The dynamics of the e-hailing ride subsector of the economy are quickly altering as a result of new waves of global competition.
Current market patterns around established firms like Uber and new entrants like Careem, Didi, Taxify, LoadMoto, and Bolt, among others, are evidence of this.
With the entry of competitors like Bolt, LoadMoto, LagosRide, OgaTaxi, and SmartCab, among others, the Uber monopoly in Nigeria has been seriously damaged.
Indeed, according to a study by Alpha Partners, Uber’s global market penetration helped it grow into the industry’s goliath. However, Didi Chuxing of China is now challenging that hegemony by investing in a number of Uber competitors or by directly entering markets like Brazil.
Information revealed that Didi is attacking Uber in the nations where they both operate, where Uber holds significant equity shares in the local leader, and where Didi’s money-stealing companies are located.
Accordingly, previously unreleased internal statistics revealed the drastic decline Uber has seen in the Middle East over the past year, while maintaining its dominance in regions like Latin America but losing near-monopoly status in certain of that region’s as well as in Africa and Australia.
The analysis also pointed out that while Africa is Uber’s smallest region by revenue and has many growth barriers, the company has a strong hold on nations like Ghana, Uganda, and Tanzania.
However, it emphasized that San Francisco is more prosperous than sub-Saharan Africa on its own.
The article claims that Taxify, one of Didi’s proxies, has been increasing its market share in nations including South Africa, Kenya, and Nigeria. Based in Estonia, Taxify also has operations in Australia, sub-Saharan Africa, and Europe. Didi owns about 20% of the company.
According to Mr. Villig, CEO of Taxify, the business is on target to make $1 billion in gross income this year through activities in a number of different areas. He wouldn’t say if Didi planned to invest more money in his business this year, but Taxify is widely thought of as a potential target for a takeover by Didi, particularly if Didi views its purchase of 99 in Brazil to be successful.
The competition between Didi and Uber first became apparent in Brazil, where Didi purchased Brazilian incumbent 99 last month after acquiring a sizeable minority investment in the company a year earlier. This was the first international expansion for Didi outside of China and Hong Kong.
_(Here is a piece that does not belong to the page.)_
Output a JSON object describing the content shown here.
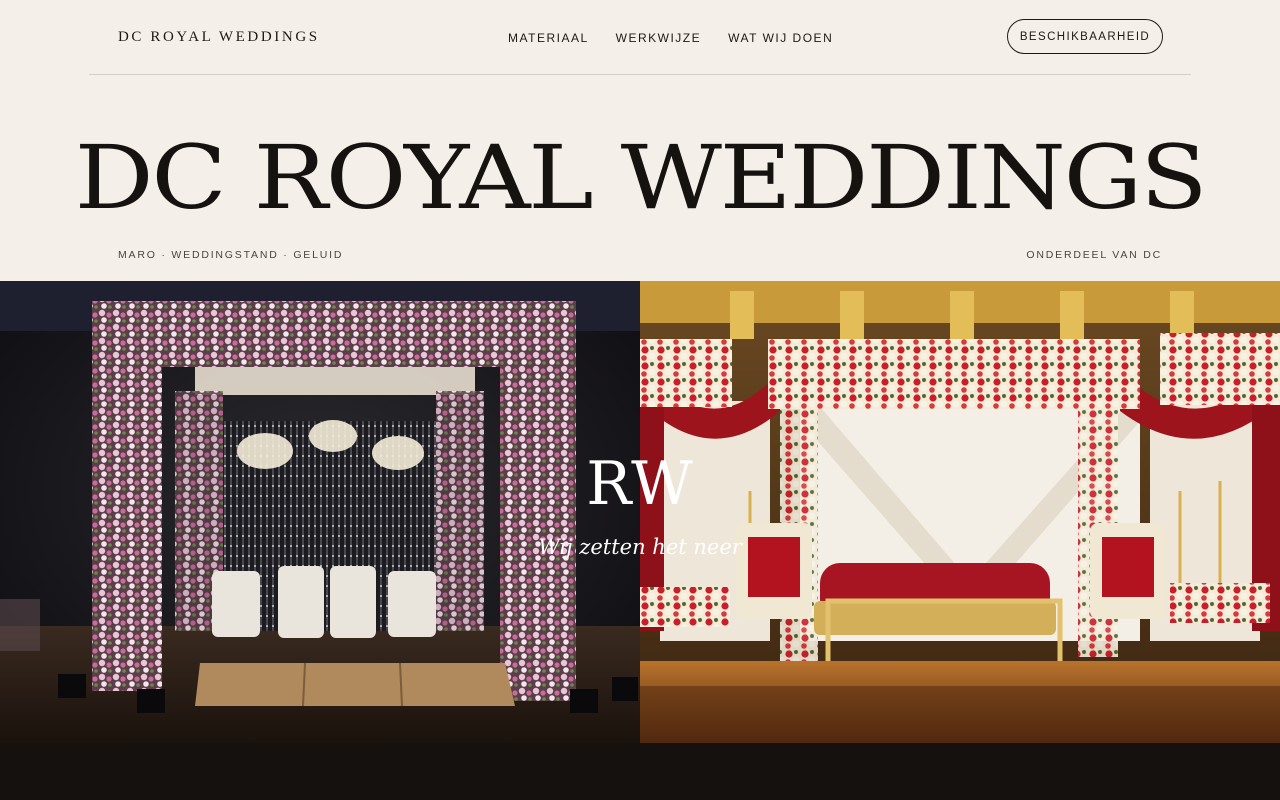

Didi is currently establishing operations in Mexico, where Uber has a virtual monopoly, in an effort to disrupt this. Given some of its recent growth challenges and the growing competition in its own market, it is uncertain how much more desire Didi will have for international development in the near future.
The Middle East and Africa are additional frontlines. For instance, Uber is competing against Careem, a Dubai-based competitor supported by Didi, from Egypt to Pakistan.
According to the Alpha investigation, Uber’s internal data indicated that the company’s market share in terms of revenue decreased to about 50% from 69% the previous year.
According to a local expert, Uber saw a decline in income in Saudi Arabia. However, according to industry officials, the Middle East’s ride-hailing market is still quite modest, bringing in less than $1.5 billion in total revenue between Uber and Careem in 2017.
However, a source for Uber claimed that at Careem’s expense, the company has been increasing its market share in the area so far this year. Careem disputes this, but neither company will disclose financial information on their activities in the region, which is behind sub-Saharan Africa Uber’s second-smallest revenue-producing market.
Analysis indicates that India represents a further front in the conflict between Uber and Ola. Based on previous financials, Uber probably made more over $1 billion in gross revenue from India last year.
According to the article, Ola is putting more pressure on Uber by expanding into Australia, where Uber is dominant despite having a small but high revenue per user market.
Uber has already left certain markets by selling to regional competitors. It was sold to Yandex in Russia in 2015, Grab in Southeast Asia earlier this year, and Didi in China in 2016. Uber executives predicted they would be able to spend more money in the remaining markets after the first two sales in order to avoid another loss to a competitor. Uber ultimately gained more territories.
Ride-hailing, according to Alpha, is a particularly interwoven sector. It emphasized that Uber now owns a tiny investment in Didi and that Didi now owns a small stake in Uber, both of which were acquired through the sale of Uber’s China operations.
“However, the companies’ executives have vowed to compete against each other globally. Didi and Uber also share the same outside investor, SoftBank, the Japan-based conglomerate. It owns about 15 per cent of both Uber and Didi. SoftBank also is a major investor in Ola. With none of the firms anywhere near profitable, SoftBank is expected to support further consolidation around the world, and a reduction in the financial subsidies all ride-hailing companies use to attract new riders and drivers,” it stated.